Forward to the cave
Does Olkiluoto-3 in Finland represent the first practical demonstration of a new generation of nuclear power plants in Europe? Or the last gasp of a dying technology?
Surely this is the question at the back of everybody's mind when we think about nuclear power, at least here in Europe. (In Asia it's a different story, in the US perhaps not so different.) The answer will be extremely important for the energy sector as a whole.
Olkiluoto-3 is, as I am sure you know, the first so-called European Pressurised Reactor (EPR) that is being built in Europe - technology developed by Areva, Siemens and EDF that is supposed to give nuclear power a new lease on life.
And you are undoubtedly also aware that it has not had very auspicious beginnings. It was supposed to have been ready in 2009 but will not enter into service before 2015 at the earliest.
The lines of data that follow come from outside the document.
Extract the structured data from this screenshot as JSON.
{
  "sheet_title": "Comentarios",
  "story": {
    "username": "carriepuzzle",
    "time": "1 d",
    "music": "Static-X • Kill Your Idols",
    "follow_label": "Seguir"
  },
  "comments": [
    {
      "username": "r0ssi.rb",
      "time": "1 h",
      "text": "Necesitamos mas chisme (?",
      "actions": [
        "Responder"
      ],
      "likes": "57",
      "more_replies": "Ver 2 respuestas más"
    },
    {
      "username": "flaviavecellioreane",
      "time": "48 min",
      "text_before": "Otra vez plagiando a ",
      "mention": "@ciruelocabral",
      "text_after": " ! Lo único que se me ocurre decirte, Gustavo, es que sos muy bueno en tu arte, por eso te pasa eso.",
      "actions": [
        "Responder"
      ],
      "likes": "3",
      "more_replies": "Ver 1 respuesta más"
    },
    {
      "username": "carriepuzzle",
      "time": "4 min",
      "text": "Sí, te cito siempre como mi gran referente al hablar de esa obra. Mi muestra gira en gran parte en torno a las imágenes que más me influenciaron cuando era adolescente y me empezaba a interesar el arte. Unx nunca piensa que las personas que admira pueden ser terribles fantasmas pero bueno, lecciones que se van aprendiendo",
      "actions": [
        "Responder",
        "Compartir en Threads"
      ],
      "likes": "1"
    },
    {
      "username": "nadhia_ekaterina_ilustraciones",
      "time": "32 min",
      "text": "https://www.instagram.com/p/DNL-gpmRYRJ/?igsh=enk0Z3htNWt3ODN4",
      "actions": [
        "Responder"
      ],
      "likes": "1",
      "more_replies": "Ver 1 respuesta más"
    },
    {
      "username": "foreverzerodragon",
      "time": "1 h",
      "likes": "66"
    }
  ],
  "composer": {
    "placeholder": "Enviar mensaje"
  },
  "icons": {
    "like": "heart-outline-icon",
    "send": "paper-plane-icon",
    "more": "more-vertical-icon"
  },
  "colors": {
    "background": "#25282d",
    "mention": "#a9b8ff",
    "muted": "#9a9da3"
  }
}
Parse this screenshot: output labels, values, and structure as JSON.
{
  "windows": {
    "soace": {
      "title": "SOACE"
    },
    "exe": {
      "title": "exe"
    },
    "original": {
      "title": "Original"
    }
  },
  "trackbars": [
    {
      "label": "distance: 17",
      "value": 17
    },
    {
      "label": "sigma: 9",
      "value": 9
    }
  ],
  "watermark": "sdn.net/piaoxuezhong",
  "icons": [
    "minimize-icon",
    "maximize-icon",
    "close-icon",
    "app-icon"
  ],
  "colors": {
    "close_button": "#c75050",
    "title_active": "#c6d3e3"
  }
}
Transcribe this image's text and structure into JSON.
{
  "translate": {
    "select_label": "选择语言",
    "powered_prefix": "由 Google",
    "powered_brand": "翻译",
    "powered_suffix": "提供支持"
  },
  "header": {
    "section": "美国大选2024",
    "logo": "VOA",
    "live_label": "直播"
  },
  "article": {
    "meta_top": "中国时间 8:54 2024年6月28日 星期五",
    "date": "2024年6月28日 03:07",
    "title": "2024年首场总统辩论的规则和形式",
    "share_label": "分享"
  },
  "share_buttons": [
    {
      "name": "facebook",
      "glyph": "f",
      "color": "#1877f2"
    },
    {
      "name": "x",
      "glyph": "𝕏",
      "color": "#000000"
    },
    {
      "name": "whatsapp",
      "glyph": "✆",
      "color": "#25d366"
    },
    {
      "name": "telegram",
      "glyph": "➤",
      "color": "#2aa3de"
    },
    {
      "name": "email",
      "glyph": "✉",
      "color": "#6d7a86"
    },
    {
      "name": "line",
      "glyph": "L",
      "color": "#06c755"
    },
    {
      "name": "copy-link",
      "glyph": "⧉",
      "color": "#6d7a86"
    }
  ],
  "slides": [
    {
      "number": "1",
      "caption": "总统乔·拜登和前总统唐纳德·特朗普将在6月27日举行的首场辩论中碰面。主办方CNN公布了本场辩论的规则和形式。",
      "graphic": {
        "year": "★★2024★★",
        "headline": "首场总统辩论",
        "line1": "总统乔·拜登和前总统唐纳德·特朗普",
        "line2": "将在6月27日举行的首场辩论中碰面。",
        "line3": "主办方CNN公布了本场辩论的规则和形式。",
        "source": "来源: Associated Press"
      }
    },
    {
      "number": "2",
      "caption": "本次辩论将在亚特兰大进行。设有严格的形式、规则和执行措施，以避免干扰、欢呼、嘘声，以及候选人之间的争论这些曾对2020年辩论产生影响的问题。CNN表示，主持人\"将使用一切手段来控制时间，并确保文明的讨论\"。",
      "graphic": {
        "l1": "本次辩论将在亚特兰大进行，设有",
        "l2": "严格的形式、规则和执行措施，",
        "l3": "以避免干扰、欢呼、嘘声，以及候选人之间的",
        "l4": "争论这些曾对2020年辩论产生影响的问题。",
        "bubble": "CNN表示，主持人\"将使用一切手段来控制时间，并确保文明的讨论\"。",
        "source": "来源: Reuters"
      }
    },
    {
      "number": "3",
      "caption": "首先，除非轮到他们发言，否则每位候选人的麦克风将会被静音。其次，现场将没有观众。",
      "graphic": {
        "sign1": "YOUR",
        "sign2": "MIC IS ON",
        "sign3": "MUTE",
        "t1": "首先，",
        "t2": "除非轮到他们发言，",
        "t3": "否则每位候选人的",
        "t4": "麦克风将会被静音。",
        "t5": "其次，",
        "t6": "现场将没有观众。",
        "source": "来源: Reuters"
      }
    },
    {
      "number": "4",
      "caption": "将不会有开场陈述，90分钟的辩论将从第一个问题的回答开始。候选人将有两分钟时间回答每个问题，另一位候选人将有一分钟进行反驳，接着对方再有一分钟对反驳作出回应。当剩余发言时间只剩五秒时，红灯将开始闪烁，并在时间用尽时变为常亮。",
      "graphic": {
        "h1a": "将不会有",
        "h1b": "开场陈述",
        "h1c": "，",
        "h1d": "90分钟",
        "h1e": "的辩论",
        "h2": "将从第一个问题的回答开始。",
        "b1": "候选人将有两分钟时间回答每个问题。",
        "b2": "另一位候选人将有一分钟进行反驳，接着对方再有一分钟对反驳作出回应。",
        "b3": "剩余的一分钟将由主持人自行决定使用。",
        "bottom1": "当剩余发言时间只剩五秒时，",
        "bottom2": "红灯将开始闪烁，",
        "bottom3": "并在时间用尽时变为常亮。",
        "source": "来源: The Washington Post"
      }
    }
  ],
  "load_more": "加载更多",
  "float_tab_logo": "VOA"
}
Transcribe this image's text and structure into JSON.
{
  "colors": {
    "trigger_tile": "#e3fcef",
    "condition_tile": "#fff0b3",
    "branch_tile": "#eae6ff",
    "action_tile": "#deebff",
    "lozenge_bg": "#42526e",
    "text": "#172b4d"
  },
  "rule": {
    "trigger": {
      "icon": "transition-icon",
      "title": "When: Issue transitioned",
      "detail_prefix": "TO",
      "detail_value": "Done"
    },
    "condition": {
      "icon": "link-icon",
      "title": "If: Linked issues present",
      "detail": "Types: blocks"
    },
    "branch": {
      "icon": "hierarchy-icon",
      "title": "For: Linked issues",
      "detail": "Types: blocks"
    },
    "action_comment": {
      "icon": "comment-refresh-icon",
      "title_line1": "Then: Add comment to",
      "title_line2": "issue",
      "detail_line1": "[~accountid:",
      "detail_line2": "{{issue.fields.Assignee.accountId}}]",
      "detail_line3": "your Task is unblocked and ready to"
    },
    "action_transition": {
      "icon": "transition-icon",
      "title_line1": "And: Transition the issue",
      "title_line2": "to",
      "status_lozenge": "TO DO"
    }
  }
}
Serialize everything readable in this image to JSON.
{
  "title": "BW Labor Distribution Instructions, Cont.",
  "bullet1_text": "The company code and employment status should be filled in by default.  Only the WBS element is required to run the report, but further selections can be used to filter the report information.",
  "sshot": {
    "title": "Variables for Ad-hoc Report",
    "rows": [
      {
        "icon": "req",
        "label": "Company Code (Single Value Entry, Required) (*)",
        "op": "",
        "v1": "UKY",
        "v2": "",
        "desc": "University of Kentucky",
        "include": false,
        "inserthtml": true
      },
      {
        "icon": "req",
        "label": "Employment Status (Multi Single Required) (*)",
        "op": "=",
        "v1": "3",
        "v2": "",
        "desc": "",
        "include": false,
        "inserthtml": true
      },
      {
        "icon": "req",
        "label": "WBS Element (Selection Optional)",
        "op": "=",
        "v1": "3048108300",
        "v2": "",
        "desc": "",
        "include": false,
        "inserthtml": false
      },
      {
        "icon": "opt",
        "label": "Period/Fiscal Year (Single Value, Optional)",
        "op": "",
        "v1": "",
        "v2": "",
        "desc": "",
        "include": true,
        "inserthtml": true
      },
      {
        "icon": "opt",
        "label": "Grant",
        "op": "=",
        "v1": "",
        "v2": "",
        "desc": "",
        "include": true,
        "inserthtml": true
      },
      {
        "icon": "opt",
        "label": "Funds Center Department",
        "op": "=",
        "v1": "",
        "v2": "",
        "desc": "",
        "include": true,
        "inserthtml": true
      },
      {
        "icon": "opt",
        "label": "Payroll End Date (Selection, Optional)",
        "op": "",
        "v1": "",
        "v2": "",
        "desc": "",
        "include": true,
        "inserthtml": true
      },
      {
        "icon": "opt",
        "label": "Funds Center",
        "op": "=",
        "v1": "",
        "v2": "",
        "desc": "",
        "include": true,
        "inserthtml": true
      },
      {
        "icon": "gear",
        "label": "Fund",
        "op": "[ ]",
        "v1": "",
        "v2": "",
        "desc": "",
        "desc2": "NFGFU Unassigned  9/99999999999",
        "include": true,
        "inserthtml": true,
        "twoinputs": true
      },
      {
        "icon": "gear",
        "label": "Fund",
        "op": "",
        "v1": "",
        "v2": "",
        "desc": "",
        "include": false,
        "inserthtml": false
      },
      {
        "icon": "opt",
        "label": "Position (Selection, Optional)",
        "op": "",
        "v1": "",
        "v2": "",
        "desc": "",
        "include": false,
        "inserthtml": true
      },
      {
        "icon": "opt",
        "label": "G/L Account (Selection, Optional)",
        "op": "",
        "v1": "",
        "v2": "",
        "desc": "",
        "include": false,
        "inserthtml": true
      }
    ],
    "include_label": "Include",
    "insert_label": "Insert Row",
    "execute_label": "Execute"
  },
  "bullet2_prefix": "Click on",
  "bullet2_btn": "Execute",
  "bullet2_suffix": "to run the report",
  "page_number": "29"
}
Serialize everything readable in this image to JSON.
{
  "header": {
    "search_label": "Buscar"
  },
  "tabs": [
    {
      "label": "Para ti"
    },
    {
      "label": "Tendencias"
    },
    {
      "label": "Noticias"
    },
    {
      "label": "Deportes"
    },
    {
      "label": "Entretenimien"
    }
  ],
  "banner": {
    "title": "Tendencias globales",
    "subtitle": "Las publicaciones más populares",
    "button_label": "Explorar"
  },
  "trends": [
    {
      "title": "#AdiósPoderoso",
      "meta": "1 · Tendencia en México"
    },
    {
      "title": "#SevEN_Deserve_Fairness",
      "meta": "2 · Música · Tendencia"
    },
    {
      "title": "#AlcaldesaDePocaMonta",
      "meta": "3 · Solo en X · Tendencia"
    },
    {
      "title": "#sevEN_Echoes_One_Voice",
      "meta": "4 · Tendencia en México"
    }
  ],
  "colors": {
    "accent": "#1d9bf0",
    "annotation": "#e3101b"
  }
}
It was supposed to have cost €3 billion but will now have a price tag of €8.5 billion by the latest count. (The projected cost of the second EPR that is being built in Europe - by EDF in Flamanville, France - has also been raised recently to €8.5 billion.)
Yet, when our Brussels correspondent Sonja van Renssen travelled to Finland recently, she found that the Finns have by no means given up on the project - or on nuclear power in general. On the contrary, they are planning to start building another new nuclear power plant at a greenfield site - the first greenfield nuclear project in Europe in decades. Even more significantly, they are building what will likely be the first permanent storage site for nuclear waste in the world.
So how - and why - do the Finns do it? And could other countries imitate their example - if they wanted to?
If you read Sonja's in-depth account, you will discover that this is a complex story. A lot of its ingredients are probably unique to Finland, but they do contain lessons for other countries. Thus, for example, the Finnish nuclear regulator has an extremely good reputation as a fully independent and highly demanding watchdog. That helps build trust.
One other element in her story that I found interesting is that nuclear power is not a party-political issue in Finland. Almost all parties are split on the issue and parliamentarians can vote on legislative proposals according to their own conscience.
Perhaps it's an interesting question to ask yourself: what would you do if you had to vote on a project like Olkiluoto? Or, maybe even more difficult, on Onkalo - the permanent storage site for nuclear waste on the Olkiluoto Peninsula?
By the way, Onkalo (Finnish for "cave") will be around for 100,000 years, Sonja tells us. Mmmh - when were the pyramids built again?